Another ripple effect of September 11th, personal to me, was that I could no longer carry scissors on a plane. For years I had brought a small scissor in my carry-on bag to help me open my complimentary snack bag on the flight. To understand my dependency one need only watch my husband, John, steer clear from me daily as I navigate through our kitchen wielding a steak knife. I carry it not as a weapon, but as my default tool to open things. Think about the items that people use their fingers to pull apart: cereal bags, snack bags for the kids, hard plastic saran wrap, the wrapper that seals a new bottle of dressing, or perhaps the plastic on the lid of a can of bread crumbs. These are not easy for me. Beyond the kitchen, one uses one’s many fingers to open everything from new toy boxes to make-up packages or bottles. That hard plastic surrounding a cap is the worst!!!

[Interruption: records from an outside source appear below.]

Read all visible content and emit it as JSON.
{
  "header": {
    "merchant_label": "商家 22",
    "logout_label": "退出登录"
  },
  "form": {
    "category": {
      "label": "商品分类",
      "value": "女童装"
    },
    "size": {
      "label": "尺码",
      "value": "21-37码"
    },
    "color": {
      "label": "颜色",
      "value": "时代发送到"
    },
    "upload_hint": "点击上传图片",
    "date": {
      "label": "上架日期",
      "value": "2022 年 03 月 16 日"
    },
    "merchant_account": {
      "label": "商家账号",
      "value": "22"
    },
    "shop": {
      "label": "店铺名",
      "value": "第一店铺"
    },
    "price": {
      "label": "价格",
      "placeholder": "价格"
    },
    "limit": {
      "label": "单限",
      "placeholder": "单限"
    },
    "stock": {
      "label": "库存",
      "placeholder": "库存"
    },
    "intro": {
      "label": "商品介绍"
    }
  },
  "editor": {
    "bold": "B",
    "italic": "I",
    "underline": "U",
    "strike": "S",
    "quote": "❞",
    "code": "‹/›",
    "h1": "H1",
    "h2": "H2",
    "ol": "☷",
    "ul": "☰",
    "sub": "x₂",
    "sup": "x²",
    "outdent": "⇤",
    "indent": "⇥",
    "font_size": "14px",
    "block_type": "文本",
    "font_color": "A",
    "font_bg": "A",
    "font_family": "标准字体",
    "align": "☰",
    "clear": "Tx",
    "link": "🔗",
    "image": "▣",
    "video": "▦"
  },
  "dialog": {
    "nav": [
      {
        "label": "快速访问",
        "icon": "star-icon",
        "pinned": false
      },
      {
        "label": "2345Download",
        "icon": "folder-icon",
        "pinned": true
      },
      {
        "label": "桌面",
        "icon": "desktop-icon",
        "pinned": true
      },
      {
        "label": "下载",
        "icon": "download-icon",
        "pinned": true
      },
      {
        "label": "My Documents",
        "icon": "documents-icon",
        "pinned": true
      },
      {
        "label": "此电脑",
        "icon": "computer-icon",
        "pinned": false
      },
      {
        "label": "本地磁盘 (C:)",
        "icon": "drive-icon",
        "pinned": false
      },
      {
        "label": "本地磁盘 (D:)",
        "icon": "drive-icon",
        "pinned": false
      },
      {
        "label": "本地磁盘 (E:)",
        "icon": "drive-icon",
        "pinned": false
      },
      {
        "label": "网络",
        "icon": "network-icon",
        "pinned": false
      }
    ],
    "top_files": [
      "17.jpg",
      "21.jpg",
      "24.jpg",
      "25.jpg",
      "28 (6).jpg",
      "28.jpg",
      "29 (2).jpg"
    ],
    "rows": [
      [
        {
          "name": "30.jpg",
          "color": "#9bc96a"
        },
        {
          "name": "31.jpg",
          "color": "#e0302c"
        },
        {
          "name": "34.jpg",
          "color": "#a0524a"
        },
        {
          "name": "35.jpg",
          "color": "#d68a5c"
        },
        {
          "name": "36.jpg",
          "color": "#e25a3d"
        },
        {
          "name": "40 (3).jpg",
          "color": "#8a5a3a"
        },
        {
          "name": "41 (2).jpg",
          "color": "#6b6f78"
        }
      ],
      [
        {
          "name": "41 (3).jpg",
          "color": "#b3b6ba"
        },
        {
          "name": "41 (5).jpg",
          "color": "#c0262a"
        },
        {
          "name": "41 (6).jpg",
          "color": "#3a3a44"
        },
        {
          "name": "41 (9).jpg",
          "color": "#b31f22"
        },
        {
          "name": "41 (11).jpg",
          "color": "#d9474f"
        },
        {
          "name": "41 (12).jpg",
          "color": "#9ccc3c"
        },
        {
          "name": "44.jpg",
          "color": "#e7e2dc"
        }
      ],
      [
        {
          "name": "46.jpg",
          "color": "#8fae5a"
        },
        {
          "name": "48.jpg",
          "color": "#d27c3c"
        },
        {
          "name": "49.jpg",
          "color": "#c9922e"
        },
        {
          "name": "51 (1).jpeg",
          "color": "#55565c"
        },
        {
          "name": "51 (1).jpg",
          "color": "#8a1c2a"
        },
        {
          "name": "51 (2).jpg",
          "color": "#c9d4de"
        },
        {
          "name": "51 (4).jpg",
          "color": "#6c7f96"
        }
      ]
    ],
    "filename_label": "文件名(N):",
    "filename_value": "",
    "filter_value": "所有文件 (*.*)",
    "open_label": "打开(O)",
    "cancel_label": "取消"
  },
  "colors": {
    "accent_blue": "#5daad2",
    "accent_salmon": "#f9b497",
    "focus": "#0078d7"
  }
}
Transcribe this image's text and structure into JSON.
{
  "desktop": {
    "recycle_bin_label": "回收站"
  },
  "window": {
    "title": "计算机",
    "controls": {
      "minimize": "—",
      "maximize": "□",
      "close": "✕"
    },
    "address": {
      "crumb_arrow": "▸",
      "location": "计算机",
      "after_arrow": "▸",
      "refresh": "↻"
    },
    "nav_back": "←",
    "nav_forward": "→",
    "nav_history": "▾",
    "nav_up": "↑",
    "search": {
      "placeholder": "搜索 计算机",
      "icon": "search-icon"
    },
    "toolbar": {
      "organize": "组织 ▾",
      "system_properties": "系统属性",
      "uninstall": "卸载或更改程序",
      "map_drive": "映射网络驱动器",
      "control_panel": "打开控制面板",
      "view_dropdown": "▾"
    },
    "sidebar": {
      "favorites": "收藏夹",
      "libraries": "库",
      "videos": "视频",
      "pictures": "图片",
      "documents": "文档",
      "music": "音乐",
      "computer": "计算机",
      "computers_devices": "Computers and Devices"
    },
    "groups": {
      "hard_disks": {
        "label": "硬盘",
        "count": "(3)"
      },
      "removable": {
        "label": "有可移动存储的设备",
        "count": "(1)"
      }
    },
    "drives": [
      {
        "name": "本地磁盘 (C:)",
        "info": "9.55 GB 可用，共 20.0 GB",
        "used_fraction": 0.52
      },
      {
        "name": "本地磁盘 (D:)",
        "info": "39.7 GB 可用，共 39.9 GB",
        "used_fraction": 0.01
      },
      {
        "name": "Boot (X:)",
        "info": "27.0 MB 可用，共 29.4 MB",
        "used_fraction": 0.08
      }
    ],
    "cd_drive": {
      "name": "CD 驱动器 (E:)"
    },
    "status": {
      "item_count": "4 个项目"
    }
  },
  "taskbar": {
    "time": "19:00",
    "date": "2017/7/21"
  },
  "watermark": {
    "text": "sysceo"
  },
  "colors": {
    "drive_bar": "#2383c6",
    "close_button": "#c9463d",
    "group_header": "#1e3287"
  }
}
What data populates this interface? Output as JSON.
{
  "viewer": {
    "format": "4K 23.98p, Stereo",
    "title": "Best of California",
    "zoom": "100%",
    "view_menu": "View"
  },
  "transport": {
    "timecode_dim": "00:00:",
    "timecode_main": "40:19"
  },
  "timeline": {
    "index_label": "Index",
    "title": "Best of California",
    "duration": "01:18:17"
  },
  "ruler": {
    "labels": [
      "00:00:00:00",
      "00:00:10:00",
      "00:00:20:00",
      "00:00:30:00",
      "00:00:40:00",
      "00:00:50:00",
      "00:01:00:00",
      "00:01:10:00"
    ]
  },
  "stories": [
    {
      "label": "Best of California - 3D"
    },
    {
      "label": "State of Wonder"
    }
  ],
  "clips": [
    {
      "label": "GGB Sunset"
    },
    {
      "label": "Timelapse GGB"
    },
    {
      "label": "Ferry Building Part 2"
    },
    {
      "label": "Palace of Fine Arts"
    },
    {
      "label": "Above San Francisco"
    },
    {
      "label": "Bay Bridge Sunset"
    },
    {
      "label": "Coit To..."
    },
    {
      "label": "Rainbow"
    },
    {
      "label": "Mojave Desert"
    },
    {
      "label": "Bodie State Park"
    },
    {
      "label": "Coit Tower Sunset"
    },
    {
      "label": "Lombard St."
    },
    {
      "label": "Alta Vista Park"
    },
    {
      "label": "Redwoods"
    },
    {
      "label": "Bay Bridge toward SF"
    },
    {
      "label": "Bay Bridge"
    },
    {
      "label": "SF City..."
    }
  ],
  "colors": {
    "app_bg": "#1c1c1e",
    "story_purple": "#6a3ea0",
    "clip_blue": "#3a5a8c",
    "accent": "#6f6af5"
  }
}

The constant struggle to open things using only my two fingers reminds me of why I never use chopsticks. Can I do it? Yes, with extra effort and some frustration, I can indeed. However, why would I when I can use a fork? Years ago, even before I met John, I grabbed a steak knife or scissor to aid me in these common chores and effectively never let go. I suppose relying on a knife or scissor has become my primary adaptation for living in a ten-fingered world where packages and wrappings were never intended to be opened by the likes of me. Of course, there are real options to assist those physically lacking. For example, there are prosthetic devices. But for me? No thanks, not necessary. A steak knife or scissor? Yes, much appreciated. Just yesterday I snuck a small pair of scissors in my purse in case I needed the extra boost to open my son Charlie’s popsicle stick wrapper after school (although Charlie was totally oblivious, I used it….).
The days of free warm meals on flights have been over for some time. And so, post 9/11 and forbidden to bring my sharp tools on board to open the lame wrapper-encased airline snack offerings, I often went hungry. Admittedly, my pride would get the best of me and I would refuse to ask the person sitting next to me or the flight attendant for help.
However, a few years ago, while stuck on a runway for a length of time, starved for food with nothing available but a bag of nuts, I decided to try to open the bag on my own. Despite several initial failed attempts, I realized that by holding the bag tightly with both hands and carefully ripping the bag downward with my teeth, it would rip apart! Sure, several of the peanuts spilled onto my lap, but I nevertheless rejoiced! As I reflect, had I not been prevented from bringing the scissor on the plane, I would never have made the extra push to try to open the bag on my own. I am pleased to report that despite the fact that scissors are still a prohibited carry-on item, on this Sunday’s flight I go forth confident that a small legacy of 9/11 has been overcome. This time though, I think I’ll ask for the pretzels.